### Problem description
Omitting all pictures, retype the entries below exactly as given.
*** Exercise material ***
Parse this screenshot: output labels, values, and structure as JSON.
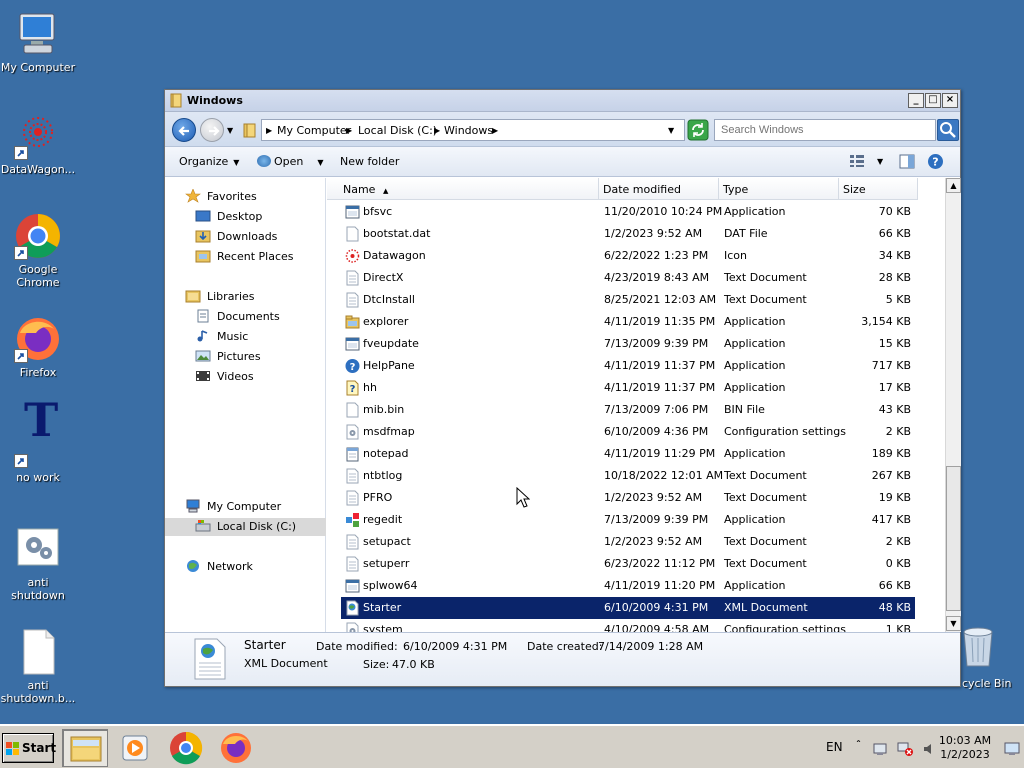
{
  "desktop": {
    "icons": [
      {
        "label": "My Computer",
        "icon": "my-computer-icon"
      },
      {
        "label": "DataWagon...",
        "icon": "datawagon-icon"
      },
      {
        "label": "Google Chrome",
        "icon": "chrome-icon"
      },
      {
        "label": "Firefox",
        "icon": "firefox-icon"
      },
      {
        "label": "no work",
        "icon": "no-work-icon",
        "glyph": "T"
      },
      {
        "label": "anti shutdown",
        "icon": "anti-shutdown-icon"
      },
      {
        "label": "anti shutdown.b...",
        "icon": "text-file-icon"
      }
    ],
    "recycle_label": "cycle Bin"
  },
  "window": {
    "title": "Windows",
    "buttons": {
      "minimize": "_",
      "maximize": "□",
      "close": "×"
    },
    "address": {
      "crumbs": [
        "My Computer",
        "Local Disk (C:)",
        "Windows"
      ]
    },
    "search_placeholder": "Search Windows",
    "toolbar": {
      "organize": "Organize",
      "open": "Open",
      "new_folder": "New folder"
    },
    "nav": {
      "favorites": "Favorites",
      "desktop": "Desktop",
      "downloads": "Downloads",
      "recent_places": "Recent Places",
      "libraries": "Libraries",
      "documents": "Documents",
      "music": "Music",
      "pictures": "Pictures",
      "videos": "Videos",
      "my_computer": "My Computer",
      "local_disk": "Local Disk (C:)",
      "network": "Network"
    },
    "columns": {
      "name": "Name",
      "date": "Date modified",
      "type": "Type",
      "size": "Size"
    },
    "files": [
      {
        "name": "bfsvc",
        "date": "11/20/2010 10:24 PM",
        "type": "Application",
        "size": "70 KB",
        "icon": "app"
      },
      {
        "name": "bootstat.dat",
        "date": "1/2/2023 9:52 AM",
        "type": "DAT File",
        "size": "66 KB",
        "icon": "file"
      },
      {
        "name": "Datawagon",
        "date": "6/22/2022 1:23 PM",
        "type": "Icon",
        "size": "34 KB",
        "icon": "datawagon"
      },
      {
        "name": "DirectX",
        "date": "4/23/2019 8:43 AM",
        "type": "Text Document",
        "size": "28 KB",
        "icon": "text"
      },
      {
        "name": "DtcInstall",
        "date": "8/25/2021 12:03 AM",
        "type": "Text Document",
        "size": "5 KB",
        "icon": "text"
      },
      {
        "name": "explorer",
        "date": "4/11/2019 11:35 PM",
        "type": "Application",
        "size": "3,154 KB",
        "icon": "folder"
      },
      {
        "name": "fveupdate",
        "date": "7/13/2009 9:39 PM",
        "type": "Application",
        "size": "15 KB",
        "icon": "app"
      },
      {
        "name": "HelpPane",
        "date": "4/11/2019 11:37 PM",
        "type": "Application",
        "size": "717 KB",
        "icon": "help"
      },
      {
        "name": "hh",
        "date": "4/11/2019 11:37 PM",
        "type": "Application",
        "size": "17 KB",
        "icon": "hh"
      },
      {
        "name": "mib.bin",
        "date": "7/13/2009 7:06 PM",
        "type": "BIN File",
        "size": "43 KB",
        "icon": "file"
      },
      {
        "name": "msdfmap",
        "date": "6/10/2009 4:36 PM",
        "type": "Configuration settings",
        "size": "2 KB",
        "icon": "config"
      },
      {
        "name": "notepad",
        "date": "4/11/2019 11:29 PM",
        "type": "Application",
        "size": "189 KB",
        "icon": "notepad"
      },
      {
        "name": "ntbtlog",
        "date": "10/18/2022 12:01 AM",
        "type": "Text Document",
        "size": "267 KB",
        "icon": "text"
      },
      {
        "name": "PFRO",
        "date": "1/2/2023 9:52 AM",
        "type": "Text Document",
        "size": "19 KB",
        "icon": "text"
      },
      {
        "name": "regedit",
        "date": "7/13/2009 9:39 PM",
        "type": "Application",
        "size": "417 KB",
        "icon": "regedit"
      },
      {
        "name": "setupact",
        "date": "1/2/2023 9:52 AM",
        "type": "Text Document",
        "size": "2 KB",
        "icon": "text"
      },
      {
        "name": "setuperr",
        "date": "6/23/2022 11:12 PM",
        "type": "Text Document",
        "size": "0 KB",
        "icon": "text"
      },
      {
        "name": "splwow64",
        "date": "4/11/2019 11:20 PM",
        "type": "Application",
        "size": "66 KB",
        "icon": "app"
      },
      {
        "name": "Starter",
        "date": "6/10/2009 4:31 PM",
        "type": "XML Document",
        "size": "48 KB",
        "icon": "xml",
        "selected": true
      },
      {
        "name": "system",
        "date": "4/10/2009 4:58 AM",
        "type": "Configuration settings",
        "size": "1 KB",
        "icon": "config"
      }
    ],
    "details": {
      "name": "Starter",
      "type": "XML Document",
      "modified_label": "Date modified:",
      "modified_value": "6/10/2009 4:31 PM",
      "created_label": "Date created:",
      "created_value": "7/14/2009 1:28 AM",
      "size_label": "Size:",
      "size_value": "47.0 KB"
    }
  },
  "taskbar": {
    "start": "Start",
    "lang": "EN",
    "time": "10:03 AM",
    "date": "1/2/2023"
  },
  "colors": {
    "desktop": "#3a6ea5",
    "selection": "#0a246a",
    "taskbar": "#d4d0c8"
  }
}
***
### Your response
Parse this screenshot: output labels, values, and structure as JSON.
{
  "desktop": {
    "icons": [
      {
        "label": "My Computer",
        "icon": "my-computer-icon"
      },
      {
        "label": "DataWagon...",
        "icon": "datawagon-icon"
      },
      {
        "label": "Google Chrome",
        "icon": "chrome-icon"
      },
      {
        "label": "Firefox",
        "icon": "firefox-icon"
      },
      {
        "label": "no work",
        "icon": "no-work-icon",
        "glyph": "T"
      },
      {
        "label": "anti shutdown",
        "icon": "anti-shutdown-icon"
      },
      {
        "label": "anti shutdown.b...",
        "icon": "text-file-icon"
      }
    ],
    "recycle_label": "cycle Bin"
  },
  "window": {
    "title": "Windows",
    "buttons": {
      "minimize": "_",
      "maximize": "□",
      "close": "×"
    },
    "address": {
      "crumbs": [
        "My Computer",
        "Local Disk (C:)",
        "Windows"
      ]
    },
    "search_placeholder": "Search Windows",
    "toolbar": {
      "organize": "Organize",
      "open": "Open",
      "new_folder": "New folder"
    },
    "nav": {
      "favorites": "Favorites",
      "desktop": "Desktop",
      "downloads": "Downloads",
      "recent_places": "Recent Places",
      "libraries": "Libraries",
      "documents": "Documents",
      "music": "Music",
      "pictures": "Pictures",
      "videos": "Videos",
      "my_computer": "My Computer",
      "local_disk": "Local Disk (C:)",
      "network": "Network"
    },
    "columns": {
      "name": "Name",
      "date": "Date modified",
      "type": "Type",
      "size": "Size"
    },
    "files": [
      {
        "name": "bfsvc",
        "date": "11/20/2010 10:24 PM",
        "type": "Application",
        "size": "70 KB",
        "icon": "app"
      },
      {
        "name": "bootstat.dat",
        "date": "1/2/2023 9:52 AM",
        "type": "DAT File",
        "size": "66 KB",
        "icon": "file"
      },
      {
        "name": "Datawagon",
        "date": "6/22/2022 1:23 PM",
        "type": "Icon",
        "size": "34 KB",
        "icon": "datawagon"
      },
      {
        "name": "DirectX",
        "date": "4/23/2019 8:43 AM",
        "type": "Text Document",
        "size": "28 KB",
        "icon": "text"
      },
      {
        "name": "DtcInstall",
        "date": "8/25/2021 12:03 AM",
        "type": "Text Document",
        "size": "5 KB",
        "icon": "text"
      },
      {
        "name": "explorer",
        "date": "4/11/2019 11:35 PM",
        "type": "Application",
        "size": "3,154 KB",
        "icon": "folder"
      },
      {
        "name": "fveupdate",
        "date": "7/13/2009 9:39 PM",
        "type": "Application",
        "size": "15 KB",
        "icon": "app"
      },
      {
        "name": "HelpPane",
        "date": "4/11/2019 11:37 PM",
        "type": "Application",
        "size": "717 KB",
        "icon": "help"
      },
      {
        "name": "hh",
        "date": "4/11/2019 11:37 PM",
        "type": "Application",
        "size": "17 KB",
        "icon": "hh"
      },
      {
        "name": "mib.bin",
        "date": "7/13/2009 7:06 PM",
        "type": "BIN File",
        "size": "43 KB",
        "icon": "file"
      },
      {
        "name": "msdfmap",
        "date": "6/10/2009 4:36 PM",
        "type": "Configuration settings",
        "size": "2 KB",
        "icon": "config"
      },
      {
        "name": "notepad",
        "date": "4/11/2019 11:29 PM",
        "type": "Application",
        "size": "189 KB",
        "icon": "notepad"
      },
      {
        "name": "ntbtlog",
        "date": "10/18/2022 12:01 AM",
        "type": "Text Document",
        "size": "267 KB",
        "icon": "text"
      },
      {
        "name": "PFRO",
        "date": "1/2/2023 9:52 AM",
        "type": "Text Document",
        "size": "19 KB",
        "icon": "text"
      },
      {
        "name": "regedit",
        "date": "7/13/2009 9:39 PM",
        "type": "Application",
        "size": "417 KB",
        "icon": "regedit"
      },
      {
        "name": "setupact",
        "date": "1/2/2023 9:52 AM",
        "type": "Text Document",
        "size": "2 KB",
        "icon": "text"
      },
      {
        "name": "setuperr",
        "date": "6/23/2022 11:12 PM",
        "type": "Text Document",
        "size": "0 KB",
        "icon": "text"
      },
      {
        "name": "splwow64",
        "date": "4/11/2019 11:20 PM",
        "type": "Application",
        "size": "66 KB",
        "icon": "app"
      },
      {
        "name": "Starter",
        "date": "6/10/2009 4:31 PM",
        "type": "XML Document",
        "size": "48 KB",
        "icon": "xml",
        "selected": true
      },
      {
        "name": "system",
        "date": "4/10/2009 4:58 AM",
        "type": "Configuration settings",
        "size": "1 KB",
        "icon": "config"
      }
    ],
    "details": {
      "name": "Starter",
      "type": "XML Document",
      "modified_label": "Date modified:",
      "modified_value": "6/10/2009 4:31 PM",
      "created_label": "Date created:",
      "created_value": "7/14/2009 1:28 AM",
      "size_label": "Size:",
      "size_value": "47.0 KB"
    }
  },
  "taskbar": {
    "start": "Start",
    "lang": "EN",
    "time": "10:03 AM",
    "date": "1/2/2023"
  },
  "colors": {
    "desktop": "#3a6ea5",
    "selection": "#0a246a",
    "taskbar": "#d4d0c8"
  }
}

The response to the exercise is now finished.